In a tragic weekend rail accident, tanker cars carrying crude oil broke loose and raced into the small town of Lac-Mégantic, near the border Quebec shares with Maine, where they derailed and several exploded, killing 50 people at an updated count from after this blog was first posted.

Our hearts go out to the victims of this disaster and their families. This is a time for grieving – for the people of Lac-Mégantic, for all Canadians, and for all Americans.

Americans and Canadians are neighbors. We are allies. We are friends. And when tragedy visits Canada, it touches our country as well.

Unfortunately, even as investigators work to learn what caused this terrible accident, proponents of the proposed Keystone XL tar sands pipeline are using this tragedy to press for their project. That is regrettable.

If anything, this accident signals the need for a strategy to reduce the risks and hazards of transporting fossil fuels, and an honest debate about a future that doesn’t expand our use of oil.

If allowed by the Obama administration, the proposed Keystone XL pipeline would bring tar sands crude from Canada to refineries along the U.S. Gulf Coast and, from there, to overseas markets.

It would drive expansion of tar sands production and use.

It would increase the North American carbon footprint, worsening climate chaos, while transporting huge volumes of tar sands crude through our communities, across our waterways and over our heartland ranches and farms.

There is a better way to secure our energy future. A better way for Canadians, a better way for Americans, a better way for both of us to work together.

The question before the administration is not whether tar sands crude should be shipped by pipeline or by rail.

The question is whether we will deepen our reliance on the dirty fuels of the past, those that contribute to climate change and put our people and property at risk, or whether we will invest in the clean energy solutions of the future.

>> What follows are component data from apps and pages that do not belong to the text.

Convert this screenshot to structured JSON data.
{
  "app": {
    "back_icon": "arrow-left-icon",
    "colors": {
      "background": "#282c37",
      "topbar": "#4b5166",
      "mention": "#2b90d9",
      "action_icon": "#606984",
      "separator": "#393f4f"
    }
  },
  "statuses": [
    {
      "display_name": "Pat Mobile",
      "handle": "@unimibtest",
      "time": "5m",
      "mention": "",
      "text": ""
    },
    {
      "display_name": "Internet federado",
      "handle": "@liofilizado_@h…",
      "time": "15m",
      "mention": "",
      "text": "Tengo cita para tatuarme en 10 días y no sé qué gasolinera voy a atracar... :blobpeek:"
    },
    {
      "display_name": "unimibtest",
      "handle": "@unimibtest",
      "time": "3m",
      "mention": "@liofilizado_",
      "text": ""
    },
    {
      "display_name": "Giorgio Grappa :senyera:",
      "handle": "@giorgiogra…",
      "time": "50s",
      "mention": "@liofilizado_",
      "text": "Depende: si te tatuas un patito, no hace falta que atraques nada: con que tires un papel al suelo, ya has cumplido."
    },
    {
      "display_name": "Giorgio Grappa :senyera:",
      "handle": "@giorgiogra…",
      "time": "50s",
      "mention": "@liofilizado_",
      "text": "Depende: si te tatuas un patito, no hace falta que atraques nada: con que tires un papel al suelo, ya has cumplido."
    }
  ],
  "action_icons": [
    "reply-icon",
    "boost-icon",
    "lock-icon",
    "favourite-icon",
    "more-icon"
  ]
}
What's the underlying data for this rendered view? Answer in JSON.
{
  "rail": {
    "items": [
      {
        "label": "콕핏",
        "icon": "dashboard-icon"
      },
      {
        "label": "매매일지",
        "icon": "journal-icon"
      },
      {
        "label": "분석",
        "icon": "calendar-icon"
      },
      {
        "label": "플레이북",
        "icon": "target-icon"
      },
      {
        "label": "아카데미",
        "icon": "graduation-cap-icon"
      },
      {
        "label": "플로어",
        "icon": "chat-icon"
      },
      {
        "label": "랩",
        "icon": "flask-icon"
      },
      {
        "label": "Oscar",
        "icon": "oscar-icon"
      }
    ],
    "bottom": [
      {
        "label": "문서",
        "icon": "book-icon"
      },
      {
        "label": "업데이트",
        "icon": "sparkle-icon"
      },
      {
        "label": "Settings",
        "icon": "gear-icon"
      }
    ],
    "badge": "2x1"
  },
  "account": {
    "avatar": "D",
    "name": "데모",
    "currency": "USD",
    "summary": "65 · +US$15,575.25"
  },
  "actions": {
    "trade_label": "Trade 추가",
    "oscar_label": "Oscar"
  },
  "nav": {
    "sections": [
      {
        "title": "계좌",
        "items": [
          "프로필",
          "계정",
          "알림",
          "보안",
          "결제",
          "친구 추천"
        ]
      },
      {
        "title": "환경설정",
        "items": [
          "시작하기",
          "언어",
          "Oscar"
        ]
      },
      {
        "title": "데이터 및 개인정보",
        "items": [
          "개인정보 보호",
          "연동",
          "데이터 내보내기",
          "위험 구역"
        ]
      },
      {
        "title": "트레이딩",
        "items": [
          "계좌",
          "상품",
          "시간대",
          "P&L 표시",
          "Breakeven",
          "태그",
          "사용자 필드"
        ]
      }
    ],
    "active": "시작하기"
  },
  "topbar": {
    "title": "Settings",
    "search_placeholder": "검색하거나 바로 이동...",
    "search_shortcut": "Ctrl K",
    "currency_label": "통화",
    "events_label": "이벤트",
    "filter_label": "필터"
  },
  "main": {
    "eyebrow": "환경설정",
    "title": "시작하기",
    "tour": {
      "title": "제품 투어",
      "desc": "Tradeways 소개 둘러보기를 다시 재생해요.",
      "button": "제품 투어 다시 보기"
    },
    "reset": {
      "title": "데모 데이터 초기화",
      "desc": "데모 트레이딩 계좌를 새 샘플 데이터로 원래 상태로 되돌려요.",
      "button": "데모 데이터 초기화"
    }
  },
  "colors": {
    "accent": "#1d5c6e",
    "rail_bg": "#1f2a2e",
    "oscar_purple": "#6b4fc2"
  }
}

There is no risk-free way to transport hazardous crude.

Every means of transport – rail, pipeline, tanker or truck – puts us at risk, as the horrible accident at Lac-Mégantic and the heartbreaking loss it has left in its wake so tragically underscores. 

As we struggle, on both sides of the border, to comprehend this disaster, perhaps we can honor the memory of those we have lost by working together to find a way to reduce the risk, hazard and damage that comes from our reliance on fossil fuels, and create a cleaner, safer more sustainable future for our children.